Our chance to restore the ‘lost’ Alamo
The Alamo site plan is inching along to final approval — and it remains a plan well worth backing. Nonetheless, at various levels, this approval has occurred amid a clamor.
We don’t believe this disagreement represents the broader community view, but maybe it’s still appropriate to take stock of why there is any plan at all. That seems to have been forgotten, drowned out by the din of competing interests.
But “why” has actually been hiding in plain sight for generations. More precisely, what’s been hiding in plain sight is that the Alamo itself has been hidden — more like buried.
There actually is no Alamo. We’ve attempted to make this case in editorials for a few years now.
Douglas McDonald, Alamo executive director, explains it succinctly and accurately in his vision statement for the site.
“The Alamo — does not exist. The church known by the world as the Alamo is ‘the church of the Alamo.’ The Alamo is beneath paving, trucks, trees, concrete, buildings, cars, buses, horse-drawn carriages, commercial vendors, street preachers, assemblies for all types of causes, and behaviors which are sometimes delightful, but many times disrespectful.”
And because the Alamo — save for a church and a barrack — does not exist, its history is decidedly hard to tell. The Gettysburg battlefield and other monuments to historic events elsewhere in the country tell their stories well. Simply, the Alamo in its current partial state does not — because it cannot.
Again, McDonald: The ability to tell — and show — the history is “woefully compromised by what exists and what does not exist at the Alamo.”
Yes, the Alamo exists in the hearts and minds of anyone who is stirred by the history surrounding those 13 days of glory and what came before and after. But practically speaking, the Alamo has been subsumed into urban landscape, complete with vehicle traffic rumbling through and carnivallike activities near and on the site where people — Texans, Tejanos and Mexicans — died fighting for what they believed in.
Much of what the Alamo was — in that historic 1836 footprint — has been lost. Much of it has become a city-owned Alamo Plaza, with a Cenotaph added in 1939 that is now in need of repair and does not contain the ashes of the fallen. There is a gazebo more appropriate for a public park and a band than a site of reverence. And there are buildings said to be historic but whose contemporary uses speak to anything but that history.
Still, we have had segments of the community essentially arguing to preserve what has consumed the Alamo.
The Alamo plan does not eliminate the Cenotaph — it moves it to a place still in the footprint. There still will be public access — albeit more managed — to the site. Public speech more in keeping with any random street corner than a historic monument still will be nearby. The parade tradition of laying wreaths is preserved, with a more unhindered public viewing possible.

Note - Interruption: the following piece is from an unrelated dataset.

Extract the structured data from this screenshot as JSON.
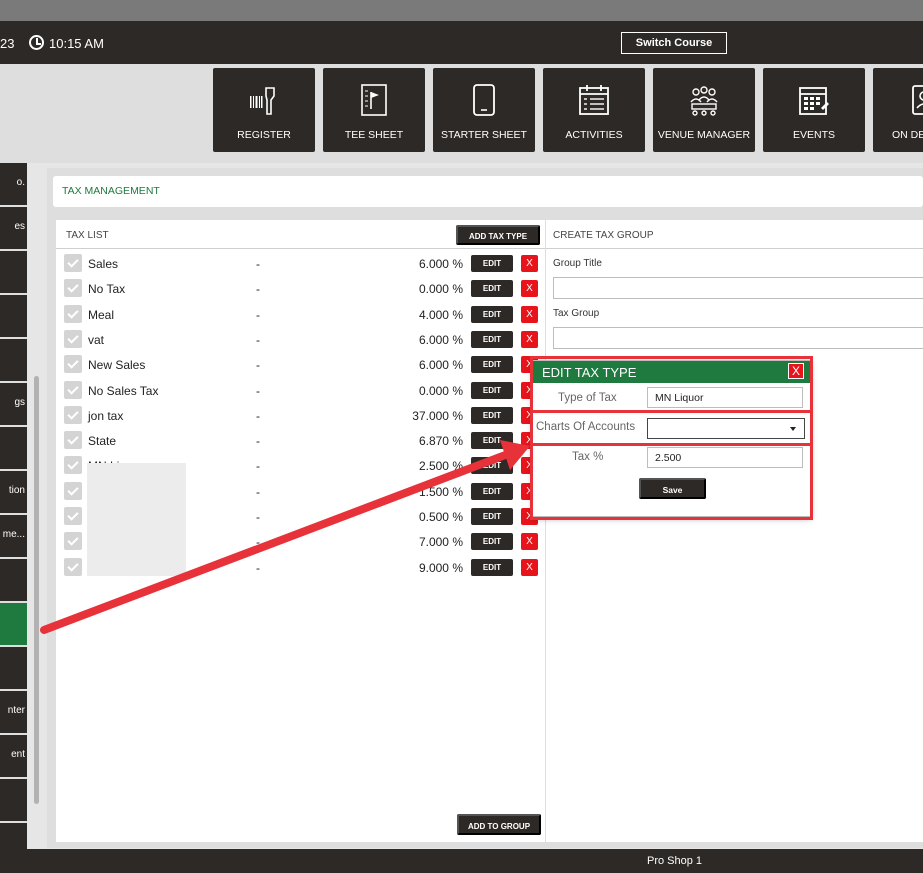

And still under active study is the ultimate use of the so-called Crockett block — housing a world-class museum in the buildings in their restored entirety or a museum built with relevant portions of it remaining among the options.
There has, in fact, been active effort at coexistence — preserving the latter-day traditions of the site while trying to restore and delineate, as much as is practical, the physical presence that can help tell why the Alamo is worth remembering. There will be more shaded pedestrian space, a museum complemented by interpretations and exhibits on the grounds, and street closures, and the entire space will grow from just under 6 acres for visitors to wander around away from traffic to 12.6 acres of pedestrian space, with a lot more shade.
The community is on the cusp of a historic and long overdue recapturing of the history of the Alamo, honoring not just the 1836 battle — for which visitors largely come — but the Native American, Spanish and Mexican history that predate it and the historic currents that the battle begat. That includes creation of the Republic of Texas and all that, in turn, sparked.
This plan has been long in the making. It now moves for approval to Mayor Ron Nirenberg and Texas Land Commissioner George P. Bush, city boards, the City Council (perhaps by October), with review by the Texas Historical Commission. The mayor is adopting a take-it-slower approach — no council action until after the general election.
Whatever the timing, why a plan? Simple: to find, restore and otherwise delineate what never should have been lost in the first place.
This opportunity cannot be squandered.